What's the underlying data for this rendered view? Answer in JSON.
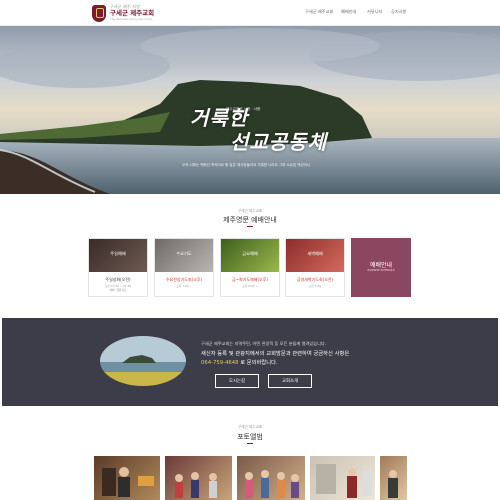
{
  "header": {
    "logo_sub": "구세군 제주 지방",
    "logo_main": "구세군 제주교회",
    "logo_en": "The Salvation Army Jeju Corps",
    "nav": [
      "구세군 제주교회",
      "예배안내",
      "커뮤니티",
      "공지사항"
    ]
  },
  "hero": {
    "small_text": "예수교회의 사명 · 사랑",
    "title_line1": "거룩한",
    "title_line2": "선교공동체",
    "caption": "오직 너희는 택하신 족속이요 왕 같은 제사장들이요 거룩한 나라요 그의 소유된 백성이니"
  },
  "worship": {
    "small": "구세군 제주교회",
    "title": "제주영문 예배안내",
    "cards": [
      {
        "thumb_label": "주일예배",
        "title": "주일성화(오전)",
        "lines": [
          "오전 10:30 ~ 11:30",
          "예배: 영문강당"
        ],
        "accent": "#4a3a36"
      },
      {
        "thumb_label": "수요기도",
        "title": "수요찬양기도회(오후)",
        "lines": [
          "오후 7:30 ~"
        ],
        "accent": "#8f8c88"
      },
      {
        "thumb_label": "금요예배",
        "title": "금~화기도예배(오후)",
        "lines": [
          "오후 8:00 ~"
        ],
        "accent": "#5f7a3a"
      },
      {
        "thumb_label": "새벽예배",
        "title": "금영새벽기도회(오전)",
        "lines": [
          "오전 5:30"
        ],
        "accent": "#b54a45"
      }
    ],
    "info_title": "예배안내",
    "info_sub": "WORSHIP SCHEDULE"
  },
  "band": {
    "line1": "구세군 제주교회는 지역주민, 어떤 관광객 등 모든 분들께 열려있습니다.",
    "line2": "새신자 등록 및 관광지에서의 교회방문과 관련하여 궁금하신 사항은",
    "phone": "064-759-4648",
    "line3_suffix": "로 문의바랍니다.",
    "btn_directions": "오시는길",
    "btn_intro": "교회소개"
  },
  "album": {
    "small": "구세군 제주교회",
    "title": "포토앨범"
  },
  "colors": {
    "brand": "#7a1d2b",
    "band": "#3d3d4a",
    "info_card": "#8c4760",
    "phone": "#e8c35a"
  }
}
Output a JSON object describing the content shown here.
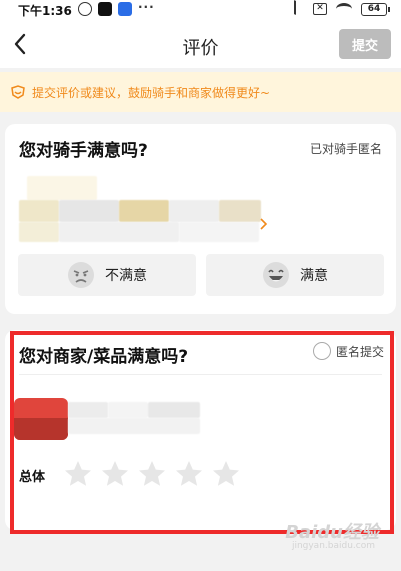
{
  "status_bar": {
    "time": "下午1:36",
    "left_icons": [
      "alarm-icon",
      "tiktok-icon",
      "baidu-icon",
      "more-dots-icon"
    ],
    "more_dots": "···",
    "right_icons": [
      "bluetooth-icon",
      "no-sim-icon",
      "wifi-icon",
      "battery-icon"
    ],
    "sim_mark": "✕",
    "battery": "64"
  },
  "nav": {
    "back_icon": "chevron-left-icon",
    "title": "评价",
    "submit_label": "提交"
  },
  "tip": {
    "icon": "reward-icon",
    "text": "提交评价或建议，鼓励骑手和商家做得更好~",
    "color": "#f08a1c"
  },
  "rider_card": {
    "title": "您对骑手满意吗?",
    "anonymous_label": "已对骑手匿名",
    "unsatisfied_label": "不满意",
    "satisfied_label": "满意",
    "unsatisfied_icon": "angry-face-icon",
    "satisfied_icon": "laughing-face-icon"
  },
  "merchant_card": {
    "title": "您对商家/菜品满意吗?",
    "anonymous_label": "匿名提交",
    "anonymous_checked": false,
    "overall_label": "总体",
    "stars_total": 5,
    "stars_selected": 0
  },
  "watermark": {
    "text": "Baidu经验",
    "sub": "jingyan.baidu.com"
  },
  "colors": {
    "accent_orange": "#f08a1c",
    "tip_background": "#fff5dc",
    "submit_disabled": "#bcbcbc",
    "highlight_red": "#ee2b2b"
  }
}
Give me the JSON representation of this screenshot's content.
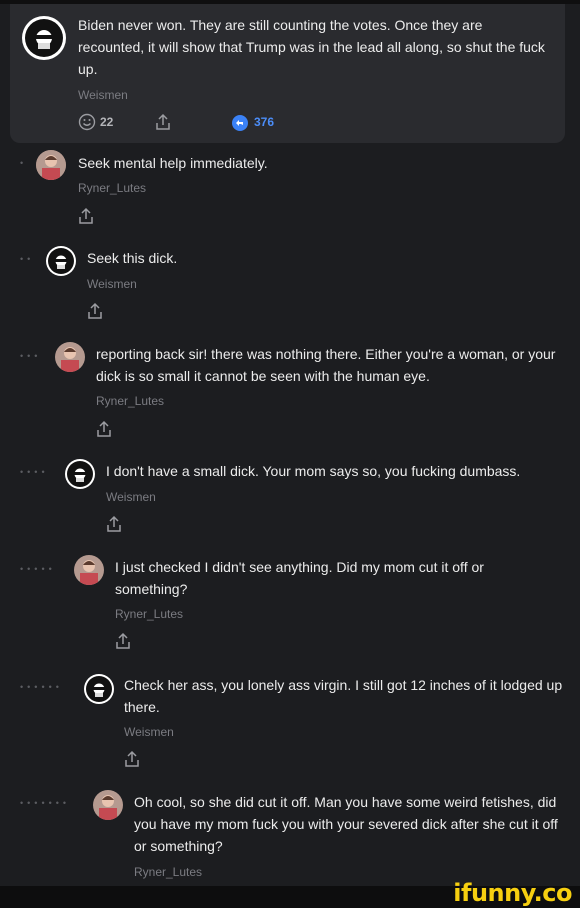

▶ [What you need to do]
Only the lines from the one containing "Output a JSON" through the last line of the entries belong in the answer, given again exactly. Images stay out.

▶ [Response]
Output a JSON object describing the content shown here.
{
  "status_bar": {
    "time": "下午1:36",
    "left_icons": [
      "alarm-icon",
      "tiktok-icon",
      "baidu-icon",
      "more-dots-icon"
    ],
    "more_dots": "···",
    "right_icons": [
      "bluetooth-icon",
      "no-sim-icon",
      "wifi-icon",
      "battery-icon"
    ],
    "sim_mark": "✕",
    "battery": "64"
  },
  "nav": {
    "back_icon": "chevron-left-icon",
    "title": "评价",
    "submit_label": "提交"
  },
  "tip": {
    "icon": "reward-icon",
    "text": "提交评价或建议，鼓励骑手和商家做得更好~",
    "color": "#f08a1c"
  },
  "rider_card": {
    "title": "您对骑手满意吗?",
    "anonymous_label": "已对骑手匿名",
    "unsatisfied_label": "不满意",
    "satisfied_label": "满意",
    "unsatisfied_icon": "angry-face-icon",
    "satisfied_icon": "laughing-face-icon"
  },
  "merchant_card": {
    "title": "您对商家/菜品满意吗?",
    "anonymous_label": "匿名提交",
    "anonymous_checked": false,
    "overall_label": "总体",
    "stars_total": 5,
    "stars_selected": 0
  },
  "watermark": {
    "text": "Baidu经验",
    "sub": "jingyan.baidu.com"
  },
  "colors": {
    "accent_orange": "#f08a1c",
    "tip_background": "#fff5dc",
    "submit_disabled": "#bcbcbc",
    "highlight_red": "#ee2b2b"
  }
}
Give me the JSON representation of this screenshot's content.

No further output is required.